A Morwell food company fears the establishment of a rubbish-sorting facility next door could jeopardise its food safety certificate and shut the business down.
Latrobe City councillors will vote tonight whether to grant recently established LV Recovery and Recycling a planning permit to operate a waste transfer station in Morwell’s industrial precinct on Swan Road.
However the application has attracted objections from four neighbouring businesses, harbouring concerns about potential odours emanating from the transfer station, and its potential attraction of rodents.
Neighbouring business Grayson Australia manufactures liquid smoke for food houses across Australia from its Morwell site under an accredited HACCP food safety certificate, which managing director Keith Johnson believes could become void through the threat of possible cross-contamination.
According to an environmental management plan submitted to Latrobe City’s planning department, the proposed transfer station would source materials from building and demolition sites, local factories and household clean ups, for recycling and transportation to landfill.
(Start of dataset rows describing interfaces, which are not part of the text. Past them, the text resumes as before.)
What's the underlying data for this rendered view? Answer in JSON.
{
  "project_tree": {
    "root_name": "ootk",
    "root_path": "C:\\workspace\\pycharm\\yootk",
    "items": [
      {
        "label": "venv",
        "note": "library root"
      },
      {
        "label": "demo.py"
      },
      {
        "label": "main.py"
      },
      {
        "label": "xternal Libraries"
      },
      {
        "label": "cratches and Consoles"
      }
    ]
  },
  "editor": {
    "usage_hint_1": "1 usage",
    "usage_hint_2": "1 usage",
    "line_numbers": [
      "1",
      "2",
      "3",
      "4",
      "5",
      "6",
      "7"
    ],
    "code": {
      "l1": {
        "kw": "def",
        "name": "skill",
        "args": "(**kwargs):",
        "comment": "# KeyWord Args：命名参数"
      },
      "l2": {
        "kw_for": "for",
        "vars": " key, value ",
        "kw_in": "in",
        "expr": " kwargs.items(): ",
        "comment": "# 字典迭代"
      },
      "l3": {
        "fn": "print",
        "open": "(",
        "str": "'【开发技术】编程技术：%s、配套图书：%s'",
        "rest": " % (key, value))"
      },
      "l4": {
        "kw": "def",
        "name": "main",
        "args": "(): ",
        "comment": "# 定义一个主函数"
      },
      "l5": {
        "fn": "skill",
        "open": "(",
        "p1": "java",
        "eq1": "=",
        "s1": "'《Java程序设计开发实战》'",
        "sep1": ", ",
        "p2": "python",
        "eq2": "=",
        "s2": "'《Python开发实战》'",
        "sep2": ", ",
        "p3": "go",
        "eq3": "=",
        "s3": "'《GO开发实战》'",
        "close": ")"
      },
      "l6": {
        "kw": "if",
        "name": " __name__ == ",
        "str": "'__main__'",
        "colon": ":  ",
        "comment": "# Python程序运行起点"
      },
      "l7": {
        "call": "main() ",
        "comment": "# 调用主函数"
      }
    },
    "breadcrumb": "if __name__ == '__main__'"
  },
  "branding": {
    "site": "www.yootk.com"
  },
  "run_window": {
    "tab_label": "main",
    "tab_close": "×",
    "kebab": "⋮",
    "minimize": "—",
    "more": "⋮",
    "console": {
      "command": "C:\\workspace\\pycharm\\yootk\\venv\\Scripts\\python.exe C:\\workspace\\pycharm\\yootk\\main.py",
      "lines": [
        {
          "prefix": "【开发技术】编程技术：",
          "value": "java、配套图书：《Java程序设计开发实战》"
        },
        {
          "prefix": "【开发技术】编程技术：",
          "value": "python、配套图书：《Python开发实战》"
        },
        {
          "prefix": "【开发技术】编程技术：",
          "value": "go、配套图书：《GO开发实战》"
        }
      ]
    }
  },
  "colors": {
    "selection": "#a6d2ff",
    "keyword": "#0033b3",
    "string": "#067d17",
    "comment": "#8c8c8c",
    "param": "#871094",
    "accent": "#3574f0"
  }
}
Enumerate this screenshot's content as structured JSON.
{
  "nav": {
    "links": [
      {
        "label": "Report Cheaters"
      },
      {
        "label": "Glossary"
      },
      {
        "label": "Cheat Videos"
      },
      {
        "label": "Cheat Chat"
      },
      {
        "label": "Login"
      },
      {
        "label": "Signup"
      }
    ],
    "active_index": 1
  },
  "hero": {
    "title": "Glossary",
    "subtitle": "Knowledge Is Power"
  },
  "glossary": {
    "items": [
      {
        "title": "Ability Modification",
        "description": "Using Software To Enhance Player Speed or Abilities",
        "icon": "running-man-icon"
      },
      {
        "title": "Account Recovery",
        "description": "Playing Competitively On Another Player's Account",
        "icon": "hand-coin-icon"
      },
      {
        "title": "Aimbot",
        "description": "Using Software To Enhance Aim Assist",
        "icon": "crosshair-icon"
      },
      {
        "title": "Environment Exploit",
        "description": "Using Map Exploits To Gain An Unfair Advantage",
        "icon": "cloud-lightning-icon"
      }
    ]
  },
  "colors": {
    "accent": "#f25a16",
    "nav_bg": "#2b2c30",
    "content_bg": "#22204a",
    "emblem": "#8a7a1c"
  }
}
The EMP stated no organic or green wastes would be collected or processed on site, while noting “small incidental amounts of putrescibles (solid waste containing organic matter)” were likely to be collected.
In November 2012 Latrobe City issued an enforcement notice against a similar operation at the site, ordering a company under the name of Latrobe Resource Recovery to cease operation.
However Mr Johnson said he was not convinced the new operation would conform to any regulations imposed under a council permit.
“What we saw last time was food scraps and dirty nappies and all kinds of things coming out of that site,” Mr Johnson said.
“The whole argument here is about what is coming onto that site, but they have openly admitted they can’t totally control what will be coming in.”
HACPP director Martin Stone said the proposal to establish a waste transfer facility next door to a food production facility was well below national best-practice standards, and could “absolutely” jeopardise Grayson’s HACCP certification.
“Food smoke is probably not the highest risk ingredient, but it is a food product that will no doubt be going through to the consumer, so there’s potential for cross contamination through wind or dust or run off, or through any rodents it attracts.”
In its report to councillors, Latrobe City’s planning department has recommended council move to grant the permit under strict operational council and Environment Protection Authority conditions, including the monitoring of all incoming materials, and methods to ensure the facility is “totally vermin proof”.
However Mr Johnson said he was concerned Latrobe City had a shown “favouritism” towards the transfer station.
“In our very first meeting with council about this matter, I asked them, ‘if I was a food business wanting to set up a food facility next door to a waste transfer station, would you let me?’, and they said ‘no’,” Mr Johnson said.
“How can you have a rule like this for one way and a different rule for another.”
In response, Latrobe City acting manager statutory planning Jodie Pitkin said council had assessed the Swan Road proposal with an “open mind” so it could recommend an unbiased decision.
“Our role in this assessment is to assess the application before us, considering all of the available info against the provision of the planning scheme.”
Attempts to contact LV Recovery and Recycling were unsuccessful before going to print.